(Data supplied Opens)

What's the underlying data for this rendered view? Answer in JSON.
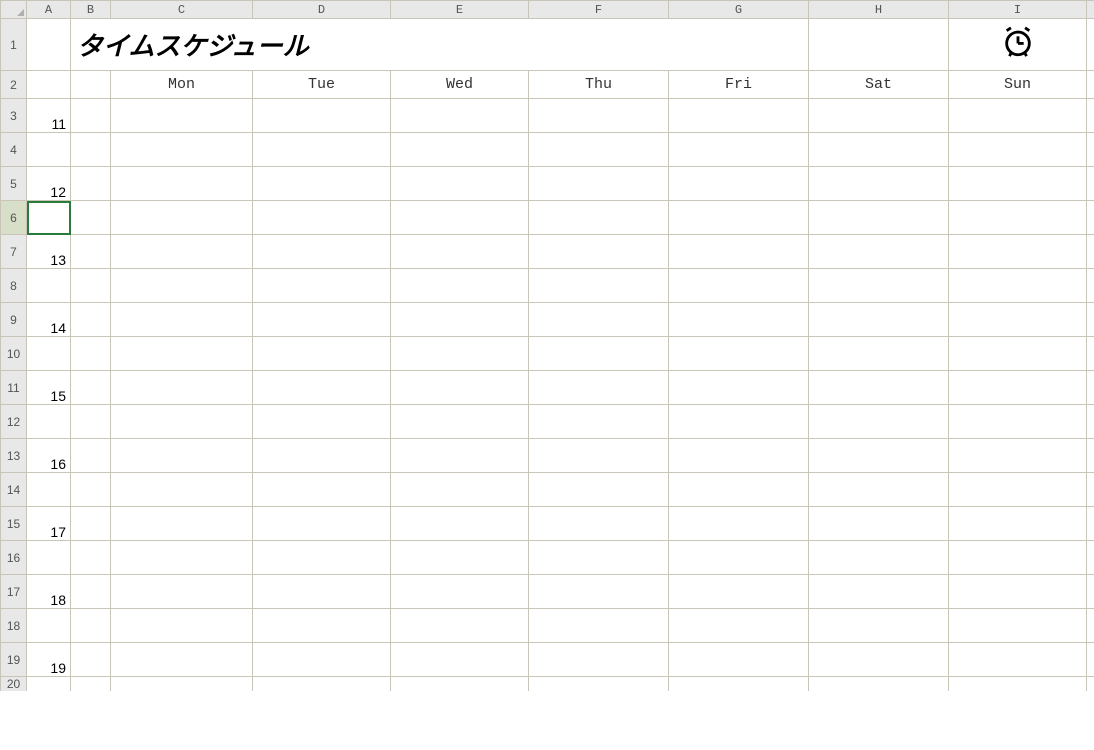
{
  "columns": [
    "A",
    "B",
    "C",
    "D",
    "E",
    "F",
    "G",
    "H",
    "I"
  ],
  "title": "タイムスケジュール",
  "days": {
    "C": "Mon",
    "D": "Tue",
    "E": "Wed",
    "F": "Thu",
    "G": "Fri",
    "H": "Sat",
    "I": "Sun"
  },
  "rowNumA": {
    "3": "11",
    "5": "12",
    "7": "13",
    "9": "14",
    "11": "15",
    "13": "16",
    "15": "17",
    "17": "18",
    "19": "19"
  },
  "rowLabels": [
    "1",
    "2",
    "3",
    "4",
    "5",
    "6",
    "7",
    "8",
    "9",
    "10",
    "11",
    "12",
    "13",
    "14",
    "15",
    "16",
    "17",
    "18",
    "19",
    "20"
  ],
  "selectedRow": "6",
  "colWidths": {
    "rowhdr": 26,
    "A": 44,
    "B": 40,
    "C": 142,
    "D": 138,
    "E": 138,
    "F": 140,
    "G": 140,
    "H": 140,
    "I": 138,
    "tail": 8
  }
}
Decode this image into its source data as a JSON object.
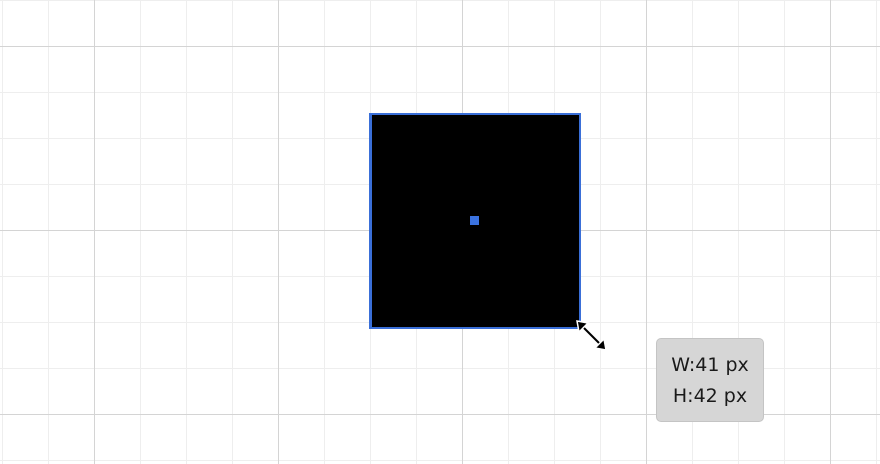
{
  "shape": {
    "fill_color": "#000000",
    "selection_color": "#3a6fd8"
  },
  "cursor": {
    "icon": "resize-diagonal-icon"
  },
  "tooltip": {
    "width_text": "W:41 px",
    "height_text": "H:42 px"
  }
}
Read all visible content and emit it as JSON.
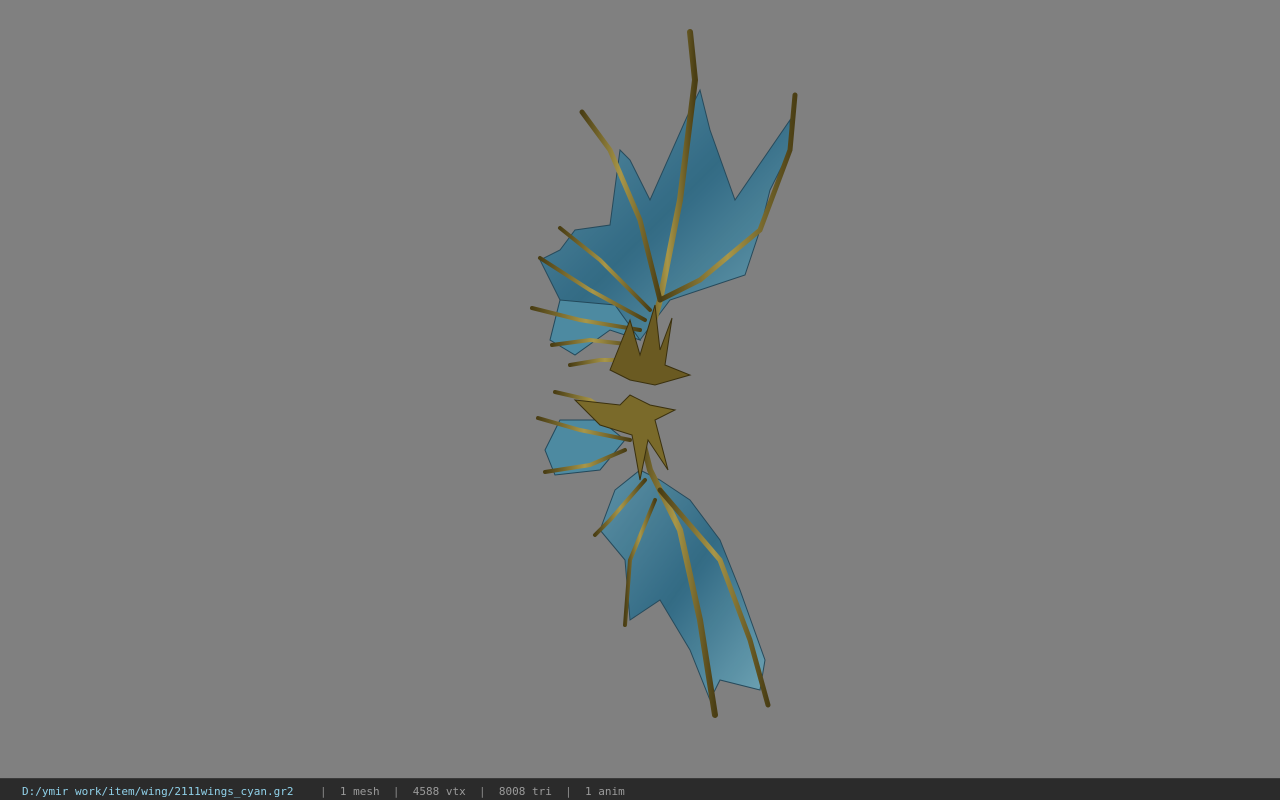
{
  "status": {
    "file_path": "D:/ymir work/item/wing/2111wings_cyan.gr2",
    "separator": "|",
    "mesh_count": "1 mesh",
    "vertex_count": "4588 vtx",
    "triangle_count": "8008 tri",
    "anim_count": "1 anim"
  },
  "colors": {
    "background": "#808080",
    "statusbar": "#2b2b2b",
    "path_text": "#8fd0e8",
    "stat_text": "#9a9a9a",
    "membrane": "#3f7f99",
    "membrane_light": "#7fb4c4",
    "bone": "#6a5a22",
    "bone_light": "#b0a050"
  }
}
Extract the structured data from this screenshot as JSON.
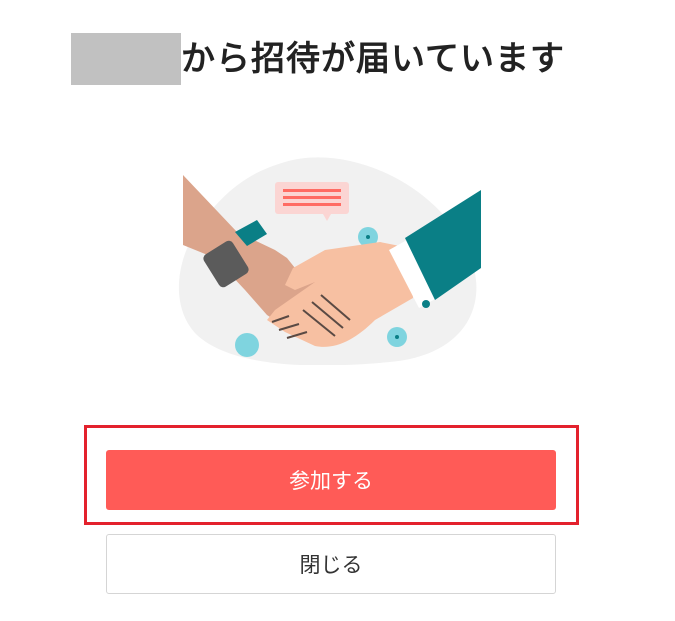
{
  "title": {
    "suffix": "から招待が届いています"
  },
  "illustration": {
    "icon": "handshake-illustration"
  },
  "buttons": {
    "join_label": "参加する",
    "close_label": "閉じる"
  },
  "colors": {
    "primary": "#ff5b57",
    "highlight": "#e3212d",
    "sleeve": "#0a7f86",
    "accent_dot": "#7fd4df"
  }
}
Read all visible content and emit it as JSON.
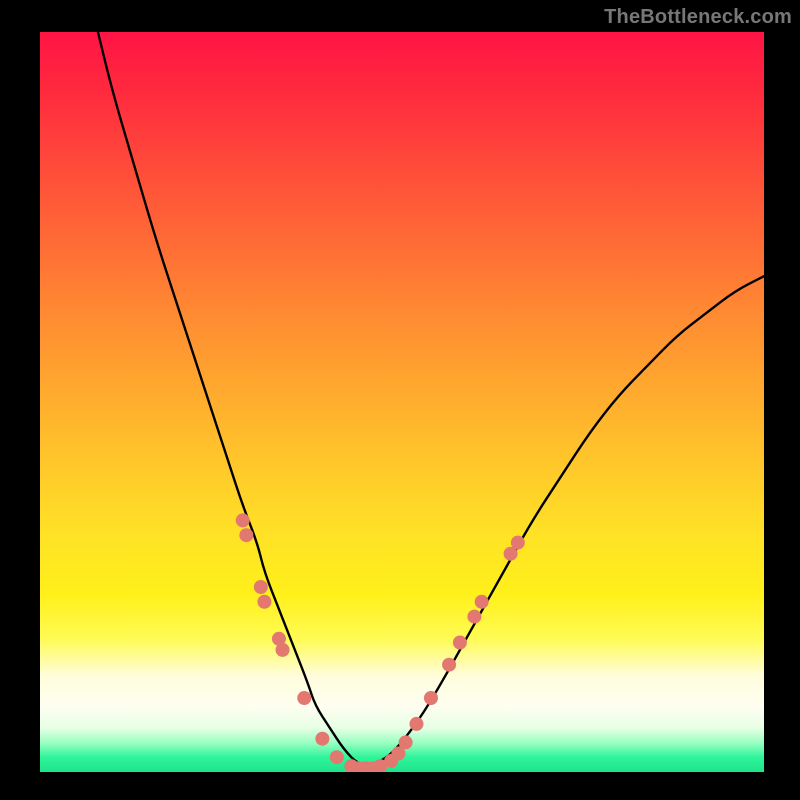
{
  "watermark": "TheBottleneck.com",
  "chart_data": {
    "type": "line",
    "title": "",
    "xlabel": "",
    "ylabel": "",
    "xlim": [
      0,
      100
    ],
    "ylim": [
      0,
      100
    ],
    "grid": false,
    "legend": false,
    "series": [
      {
        "name": "bottleneck-curve",
        "x": [
          8,
          10,
          13,
          16,
          19,
          22,
          24,
          26,
          28,
          30,
          31,
          33,
          35,
          37,
          38,
          40,
          42,
          44,
          46,
          48,
          50,
          53,
          56,
          60,
          64,
          68,
          72,
          76,
          80,
          84,
          88,
          92,
          96,
          100
        ],
        "y": [
          100,
          92,
          82,
          72,
          63,
          54,
          48,
          42,
          36,
          31,
          27,
          22,
          17,
          12,
          9,
          6,
          3,
          1,
          1,
          2,
          4,
          8,
          13,
          20,
          27,
          34,
          40,
          46,
          51,
          55,
          59,
          62,
          65,
          67
        ],
        "stroke": "#000000",
        "stroke_width": 2
      }
    ],
    "markers": {
      "name": "highlighted-points",
      "color": "#e2786f",
      "radius": 7,
      "points": [
        {
          "x": 28.0,
          "y": 34
        },
        {
          "x": 28.5,
          "y": 32
        },
        {
          "x": 30.5,
          "y": 25
        },
        {
          "x": 31.0,
          "y": 23
        },
        {
          "x": 33.0,
          "y": 18
        },
        {
          "x": 33.5,
          "y": 16.5
        },
        {
          "x": 36.5,
          "y": 10
        },
        {
          "x": 39.0,
          "y": 4.5
        },
        {
          "x": 41.0,
          "y": 2
        },
        {
          "x": 43.0,
          "y": 0.8
        },
        {
          "x": 44.0,
          "y": 0.5
        },
        {
          "x": 45.0,
          "y": 0.5
        },
        {
          "x": 46.0,
          "y": 0.5
        },
        {
          "x": 47.0,
          "y": 0.8
        },
        {
          "x": 48.5,
          "y": 1.5
        },
        {
          "x": 49.5,
          "y": 2.5
        },
        {
          "x": 50.5,
          "y": 4
        },
        {
          "x": 52.0,
          "y": 6.5
        },
        {
          "x": 54.0,
          "y": 10
        },
        {
          "x": 56.5,
          "y": 14.5
        },
        {
          "x": 58.0,
          "y": 17.5
        },
        {
          "x": 60.0,
          "y": 21
        },
        {
          "x": 61.0,
          "y": 23
        },
        {
          "x": 65.0,
          "y": 29.5
        },
        {
          "x": 66.0,
          "y": 31
        }
      ]
    },
    "background_gradient_stops": [
      {
        "pos": 0,
        "color": "#ff1444"
      },
      {
        "pos": 40,
        "color": "#ff8a32"
      },
      {
        "pos": 70,
        "color": "#ffe226"
      },
      {
        "pos": 90,
        "color": "#fffef0"
      },
      {
        "pos": 100,
        "color": "#20e38c"
      }
    ]
  }
}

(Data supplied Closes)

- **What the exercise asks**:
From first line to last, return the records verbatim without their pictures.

- **Response to the task**:
What's the underlying data for this rendered view? Answer in JSON.
{
  "columns": [
    "A",
    "B",
    "C",
    "D",
    "E",
    "F",
    "G",
    "H",
    "I"
  ],
  "title": "タイムスケジュール",
  "days": {
    "C": "Mon",
    "D": "Tue",
    "E": "Wed",
    "F": "Thu",
    "G": "Fri",
    "H": "Sat",
    "I": "Sun"
  },
  "rowNumA": {
    "3": "11",
    "5": "12",
    "7": "13",
    "9": "14",
    "11": "15",
    "13": "16",
    "15": "17",
    "17": "18",
    "19": "19"
  },
  "rowLabels": [
    "1",
    "2",
    "3",
    "4",
    "5",
    "6",
    "7",
    "8",
    "9",
    "10",
    "11",
    "12",
    "13",
    "14",
    "15",
    "16",
    "17",
    "18",
    "19",
    "20"
  ],
  "selectedRow": "6",
  "colWidths": {
    "rowhdr": 26,
    "A": 44,
    "B": 40,
    "C": 142,
    "D": 138,
    "E": 138,
    "F": 140,
    "G": 140,
    "H": 140,
    "I": 138,
    "tail": 8
  }
}
Decode this image into its source data as a JSON object.
{
  "shape": {
    "fill_color": "#000000",
    "selection_color": "#3a6fd8"
  },
  "cursor": {
    "icon": "resize-diagonal-icon"
  },
  "tooltip": {
    "width_text": "W:41 px",
    "height_text": "H:42 px"
  }
}
Read all visible content and emit it as JSON.
{
  "status": {
    "file_path": "D:/ymir work/item/wing/2111wings_cyan.gr2",
    "separator": "|",
    "mesh_count": "1 mesh",
    "vertex_count": "4588 vtx",
    "triangle_count": "8008 tri",
    "anim_count": "1 anim"
  },
  "colors": {
    "background": "#808080",
    "statusbar": "#2b2b2b",
    "path_text": "#8fd0e8",
    "stat_text": "#9a9a9a",
    "membrane": "#3f7f99",
    "membrane_light": "#7fb4c4",
    "bone": "#6a5a22",
    "bone_light": "#b0a050"
  }
}
Extract the structured data from this screenshot as JSON.
{
  "title": {
    "suffix": "から招待が届いています"
  },
  "illustration": {
    "icon": "handshake-illustration"
  },
  "buttons": {
    "join_label": "参加する",
    "close_label": "閉じる"
  },
  "colors": {
    "primary": "#ff5b57",
    "highlight": "#e3212d",
    "sleeve": "#0a7f86",
    "accent_dot": "#7fd4df"
  }
}
Read all visible content and emit it as JSON.
{
  "watermark": "TheBottleneck.com",
  "chart_data": {
    "type": "line",
    "title": "",
    "xlabel": "",
    "ylabel": "",
    "xlim": [
      0,
      100
    ],
    "ylim": [
      0,
      100
    ],
    "grid": false,
    "legend": false,
    "series": [
      {
        "name": "bottleneck-curve",
        "x": [
          8,
          10,
          13,
          16,
          19,
          22,
          24,
          26,
          28,
          30,
          31,
          33,
          35,
          37,
          38,
          40,
          42,
          44,
          46,
          48,
          50,
          53,
          56,
          60,
          64,
          68,
          72,
          76,
          80,
          84,
          88,
          92,
          96,
          100
        ],
        "y": [
          100,
          92,
          82,
          72,
          63,
          54,
          48,
          42,
          36,
          31,
          27,
          22,
          17,
          12,
          9,
          6,
          3,
          1,
          1,
          2,
          4,
          8,
          13,
          20,
          27,
          34,
          40,
          46,
          51,
          55,
          59,
          62,
          65,
          67
        ],
        "stroke": "#000000",
        "stroke_width": 2
      }
    ],
    "markers": {
      "name": "highlighted-points",
      "color": "#e2786f",
      "radius": 7,
      "points": [
        {
          "x": 28.0,
          "y": 34
        },
        {
          "x": 28.5,
          "y": 32
        },
        {
          "x": 30.5,
          "y": 25
        },
        {
          "x": 31.0,
          "y": 23
        },
        {
          "x": 33.0,
          "y": 18
        },
        {
          "x": 33.5,
          "y": 16.5
        },
        {
          "x": 36.5,
          "y": 10
        },
        {
          "x": 39.0,
          "y": 4.5
        },
        {
          "x": 41.0,
          "y": 2
        },
        {
          "x": 43.0,
          "y": 0.8
        },
        {
          "x": 44.0,
          "y": 0.5
        },
        {
          "x": 45.0,
          "y": 0.5
        },
        {
          "x": 46.0,
          "y": 0.5
        },
        {
          "x": 47.0,
          "y": 0.8
        },
        {
          "x": 48.5,
          "y": 1.5
        },
        {
          "x": 49.5,
          "y": 2.5
        },
        {
          "x": 50.5,
          "y": 4
        },
        {
          "x": 52.0,
          "y": 6.5
        },
        {
          "x": 54.0,
          "y": 10
        },
        {
          "x": 56.5,
          "y": 14.5
        },
        {
          "x": 58.0,
          "y": 17.5
        },
        {
          "x": 60.0,
          "y": 21
        },
        {
          "x": 61.0,
          "y": 23
        },
        {
          "x": 65.0,
          "y": 29.5
        },
        {
          "x": 66.0,
          "y": 31
        }
      ]
    },
    "background_gradient_stops": [
      {
        "pos": 0,
        "color": "#ff1444"
      },
      {
        "pos": 40,
        "color": "#ff8a32"
      },
      {
        "pos": 70,
        "color": "#ffe226"
      },
      {
        "pos": 90,
        "color": "#fffef0"
      },
      {
        "pos": 100,
        "color": "#20e38c"
      }
    ]
  }
}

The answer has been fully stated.